In each instance, Mickelson was playing a par-70 course and never broke par during the final round. Three times he matched par, once he shot 71 and twice 74, including last year when he finished 2 strokes behind Justin Rose. Twice (Shinnecock in '04 and Winged Foot in '06) he made a double-bogey on one of the closing holes to lose. Last year, he made two late bogeys after taking the lead with an eagle at the 10th hole.
Getting past that hurdle would seemingly be of huge importance, but Mickelson first needs to get in that position -- one he's been queried about repeatedly.
Go back to his first tournament of the 2013-14 PGA Tour season at the CIMB Classic in Kuala Lumpur, Malaysia, in October. Among the questions in his pretournament press conference? The U.S. Open. A week later in Shanghai for the HSBC Champions saw the same thing.

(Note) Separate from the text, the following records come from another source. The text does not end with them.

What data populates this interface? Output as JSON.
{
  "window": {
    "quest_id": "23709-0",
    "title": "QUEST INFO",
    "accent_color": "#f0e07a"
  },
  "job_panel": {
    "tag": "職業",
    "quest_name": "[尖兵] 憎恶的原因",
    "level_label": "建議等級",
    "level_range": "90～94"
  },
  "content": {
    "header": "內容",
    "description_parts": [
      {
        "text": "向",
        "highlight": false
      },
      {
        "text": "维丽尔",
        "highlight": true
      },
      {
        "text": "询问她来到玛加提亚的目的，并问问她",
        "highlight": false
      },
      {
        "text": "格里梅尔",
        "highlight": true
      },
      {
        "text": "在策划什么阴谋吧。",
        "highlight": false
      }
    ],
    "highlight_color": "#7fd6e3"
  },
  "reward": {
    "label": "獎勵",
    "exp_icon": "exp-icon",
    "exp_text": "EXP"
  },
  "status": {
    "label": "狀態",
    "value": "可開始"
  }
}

Fast forward to January and his first start of 2014. The first question asked of Mickelson at the Abu Dhabi HSBC Championship? The U.S. Open. A week later at Torrey Pines? Again.
The questions died down as Mickelson fought through a back injury, then a muscle injury and prepared for the Masters. But in every tournament since ... the U.S. Open.
And it all started when he birdied the final two holes at Muirfield, shot a final-round 66 to win by three and became an unlikely winner of golf's oldest championship. That gave him three of the four majors in his career, and while never taking his hand off the Claret Jug -- without prompting -- he was looking forward to this very day.
"I think that if I'm able to win the U.S. Open and complete the career Grand Slam, I think that that's the sign of the complete great player," Mickelson said. "And I'm a leg away. And it's been a tough leg for me. But I think that's the sign."
Can you want something too much? We are about to find out.